INSTRUCTIONS FOR THE TASK:
Set the data down again, exactly as it reads, but without the pictures.

──────── EXCERPTED DATA ────────

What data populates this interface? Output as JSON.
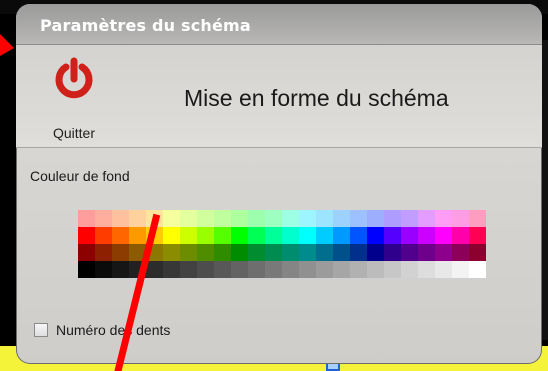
{
  "dialog": {
    "title": "Paramètres du schéma"
  },
  "header": {
    "quit_label": "Quitter",
    "quit_icon": "power-icon",
    "title": "Mise en forme du schéma",
    "accent": "#d0201a"
  },
  "background_color": {
    "label": "Couleur de fond",
    "palette_rows": [
      [
        "#ff9d9d",
        "#ffae9d",
        "#ffc09d",
        "#ffd29d",
        "#ffe49d",
        "#f6ff9d",
        "#e4ff9d",
        "#d2ff9d",
        "#c0ff9d",
        "#aeff9d",
        "#9dffae",
        "#9dffc0",
        "#9dffe4",
        "#9df6ff",
        "#9de4ff",
        "#9dd2ff",
        "#9dc0ff",
        "#9daeff",
        "#ae9dff",
        "#c09dff",
        "#e49dff",
        "#ff9df6",
        "#ff9de4",
        "#ff9dc0"
      ],
      [
        "#ff0000",
        "#ff3c00",
        "#ff6600",
        "#ff9900",
        "#ffcc00",
        "#ffff00",
        "#ccff00",
        "#99ff00",
        "#55ff00",
        "#00ff00",
        "#00ff55",
        "#00ff99",
        "#00ffcc",
        "#00ffff",
        "#00ccff",
        "#0099ff",
        "#0055ff",
        "#0000ff",
        "#5500ff",
        "#9900ff",
        "#cc00ff",
        "#ff00ff",
        "#ff00aa",
        "#ff0055"
      ],
      [
        "#8c0000",
        "#8c2000",
        "#8c3c00",
        "#8c5a00",
        "#8c7800",
        "#8c8c00",
        "#6e8c00",
        "#508c00",
        "#2f8c00",
        "#008c00",
        "#008c2f",
        "#008c50",
        "#008c6e",
        "#008c8c",
        "#006e8c",
        "#00508c",
        "#002f8c",
        "#00008c",
        "#2f008c",
        "#50008c",
        "#6e008c",
        "#8c008c",
        "#8c005a",
        "#8c002f"
      ],
      [
        "#000000",
        "#0b0b0b",
        "#161616",
        "#212121",
        "#2c2c2c",
        "#373737",
        "#424242",
        "#4d4d4d",
        "#585858",
        "#636363",
        "#6e6e6e",
        "#797979",
        "#858585",
        "#909090",
        "#9b9b9b",
        "#a6a6a6",
        "#b1b1b1",
        "#bcbcbc",
        "#c7c7c7",
        "#d2d2d2",
        "#dddddd",
        "#e8e8e8",
        "#f3f3f3",
        "#ffffff"
      ]
    ]
  },
  "options": {
    "teeth_numbers_label": "Numéro des dents",
    "teeth_numbers_checked": false
  },
  "annotation": {
    "color": "#ff0000"
  }
}
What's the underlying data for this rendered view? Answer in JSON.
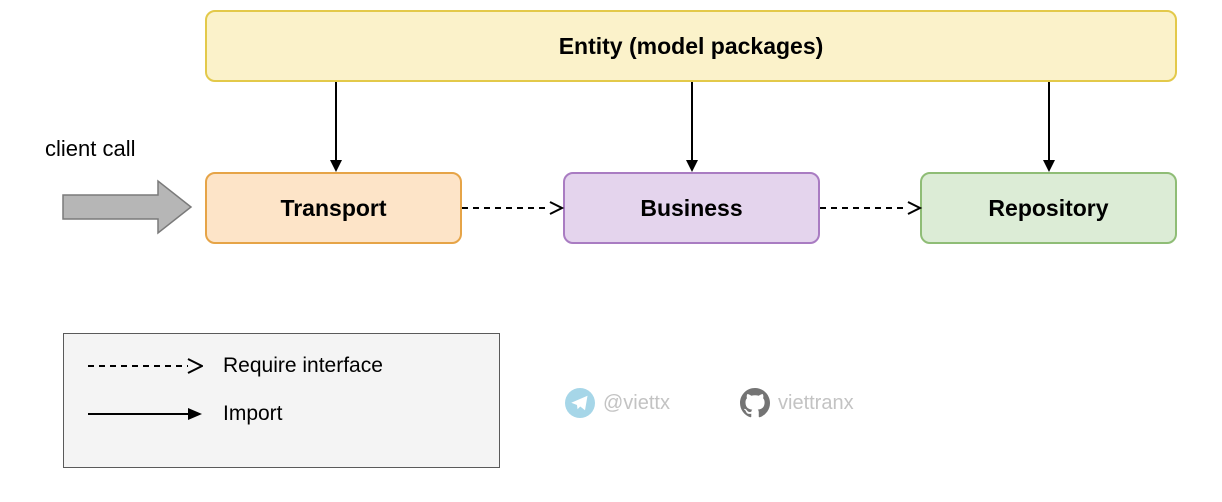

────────

ANSWER BELOW:
What data populates this interface? Output as JSON.
{
  "dialog": {
    "title": "Paramètres du schéma"
  },
  "header": {
    "quit_label": "Quitter",
    "quit_icon": "power-icon",
    "title": "Mise en forme du schéma",
    "accent": "#d0201a"
  },
  "background_color": {
    "label": "Couleur de fond",
    "palette_rows": [
      [
        "#ff9d9d",
        "#ffae9d",
        "#ffc09d",
        "#ffd29d",
        "#ffe49d",
        "#f6ff9d",
        "#e4ff9d",
        "#d2ff9d",
        "#c0ff9d",
        "#aeff9d",
        "#9dffae",
        "#9dffc0",
        "#9dffe4",
        "#9df6ff",
        "#9de4ff",
        "#9dd2ff",
        "#9dc0ff",
        "#9daeff",
        "#ae9dff",
        "#c09dff",
        "#e49dff",
        "#ff9df6",
        "#ff9de4",
        "#ff9dc0"
      ],
      [
        "#ff0000",
        "#ff3c00",
        "#ff6600",
        "#ff9900",
        "#ffcc00",
        "#ffff00",
        "#ccff00",
        "#99ff00",
        "#55ff00",
        "#00ff00",
        "#00ff55",
        "#00ff99",
        "#00ffcc",
        "#00ffff",
        "#00ccff",
        "#0099ff",
        "#0055ff",
        "#0000ff",
        "#5500ff",
        "#9900ff",
        "#cc00ff",
        "#ff00ff",
        "#ff00aa",
        "#ff0055"
      ],
      [
        "#8c0000",
        "#8c2000",
        "#8c3c00",
        "#8c5a00",
        "#8c7800",
        "#8c8c00",
        "#6e8c00",
        "#508c00",
        "#2f8c00",
        "#008c00",
        "#008c2f",
        "#008c50",
        "#008c6e",
        "#008c8c",
        "#006e8c",
        "#00508c",
        "#002f8c",
        "#00008c",
        "#2f008c",
        "#50008c",
        "#6e008c",
        "#8c008c",
        "#8c005a",
        "#8c002f"
      ],
      [
        "#000000",
        "#0b0b0b",
        "#161616",
        "#212121",
        "#2c2c2c",
        "#373737",
        "#424242",
        "#4d4d4d",
        "#585858",
        "#636363",
        "#6e6e6e",
        "#797979",
        "#858585",
        "#909090",
        "#9b9b9b",
        "#a6a6a6",
        "#b1b1b1",
        "#bcbcbc",
        "#c7c7c7",
        "#d2d2d2",
        "#dddddd",
        "#e8e8e8",
        "#f3f3f3",
        "#ffffff"
      ]
    ]
  },
  "options": {
    "teeth_numbers_label": "Numéro des dents",
    "teeth_numbers_checked": false
  },
  "annotation": {
    "color": "#ff0000"
  }
}
What's the underlying data for this rendered view? Answer in JSON.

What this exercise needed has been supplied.